There are so many vowel teams and so many possible spellings that is can be difficult to try and make sense of them all– So today, I have a multisensory activity to help organize your vowel teams!
I have a student in our online Orton-Gillingham program who is struggling with reading and spelling words with vowel teams. It looked like he needed some sort of conceptual graphic-organizer to figure out what sounds/spellings were possibilities for a word with a certain sound. He has learned almost all of the more common and some of the less common vowel teams for reading, but still gets several of them mixed up with one another.
On his online whiteboard, we have the vowel teams organized into a chart, by sound and by placement in the word (beginning/middle or end), with the more frequent spellings in front of the less-frequent ones. I figured putting this chart on paper would be a great multisensory practice activity to help him internalize the structure behind English vowel teams.
Vowel Team Chart
This activity can be modified to suit your scope/sequence and individualized to what graphemes/phonemes your student already knows.
What you will need:
Vowel Team Chart BW, Cardstock, and Scissors OR Letter-Tiles with vowel teams from your program (optional)
To make a reusable puzzle:
Print out the pages on cardstock and cut out the vowel teams you want to use on the last page
— laminate everything if you want them to last a bit longer and you want to re-use this as a puzzle-style activity (or, if you use a program with letter-tiles, you can use those to place in the boxes on the chart).
To make a permanent reference chart:
You can have the student make their own personal chart by gluing down the vowel teams onto the chart for their own reference. They may also write a Key Word or draw a picture to go with each vowel team placed on the chart. If you use the LiPS program, you can also have them place LiPS mouth-pictures next to the sounds on the chart for reference.
As an alternative, you can have your student glue down or write in the vowel teams on the chart and then cover with paper flaps, so your students can quiz themselves on the vowel teams in each section of the chart.
Extend the activity by having your student organize the vowel teams by frequency of use; time your students and see how quickly they can complete the chart; have your students come up with a way to color-code the chart– points for creativity!

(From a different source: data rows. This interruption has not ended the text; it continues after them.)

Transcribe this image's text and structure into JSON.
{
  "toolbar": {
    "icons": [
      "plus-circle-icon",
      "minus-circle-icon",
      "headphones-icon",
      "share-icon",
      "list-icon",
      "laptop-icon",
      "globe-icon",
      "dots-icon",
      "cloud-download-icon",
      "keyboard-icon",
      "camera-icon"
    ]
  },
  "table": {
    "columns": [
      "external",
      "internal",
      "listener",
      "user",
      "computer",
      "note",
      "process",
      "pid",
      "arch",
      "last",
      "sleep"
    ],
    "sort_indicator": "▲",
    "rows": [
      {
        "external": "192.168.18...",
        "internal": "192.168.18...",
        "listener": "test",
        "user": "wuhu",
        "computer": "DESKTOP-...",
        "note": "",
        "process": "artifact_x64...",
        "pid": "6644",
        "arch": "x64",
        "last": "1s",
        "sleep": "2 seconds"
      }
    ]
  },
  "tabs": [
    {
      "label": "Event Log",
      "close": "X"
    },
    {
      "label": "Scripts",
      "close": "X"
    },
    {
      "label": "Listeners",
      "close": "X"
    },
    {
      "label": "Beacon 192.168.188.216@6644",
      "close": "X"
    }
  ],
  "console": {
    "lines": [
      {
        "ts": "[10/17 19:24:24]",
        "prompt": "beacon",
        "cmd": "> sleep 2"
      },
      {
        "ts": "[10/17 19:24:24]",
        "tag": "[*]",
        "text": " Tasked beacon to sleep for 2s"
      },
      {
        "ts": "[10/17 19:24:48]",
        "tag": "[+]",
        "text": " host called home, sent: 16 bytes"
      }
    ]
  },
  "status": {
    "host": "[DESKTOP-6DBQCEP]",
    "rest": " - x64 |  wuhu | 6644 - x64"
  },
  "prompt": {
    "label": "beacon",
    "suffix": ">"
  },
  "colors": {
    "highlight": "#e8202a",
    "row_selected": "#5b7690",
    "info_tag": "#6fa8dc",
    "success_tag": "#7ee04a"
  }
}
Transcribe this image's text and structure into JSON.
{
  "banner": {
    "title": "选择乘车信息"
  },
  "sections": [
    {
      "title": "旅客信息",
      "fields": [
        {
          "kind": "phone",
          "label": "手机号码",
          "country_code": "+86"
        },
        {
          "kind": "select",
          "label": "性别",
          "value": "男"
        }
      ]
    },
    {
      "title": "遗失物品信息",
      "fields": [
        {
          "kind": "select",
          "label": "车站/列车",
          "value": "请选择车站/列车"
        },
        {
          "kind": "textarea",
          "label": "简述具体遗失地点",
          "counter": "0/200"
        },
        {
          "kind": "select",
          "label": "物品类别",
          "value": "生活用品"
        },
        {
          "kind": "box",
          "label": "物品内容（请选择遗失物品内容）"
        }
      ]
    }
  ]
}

Check out Sarah Z’s post today— she has a game for “double duty” nouns and verbs (words that can be both, like dust and bat). This is a great idea for our students who need more grammar practice!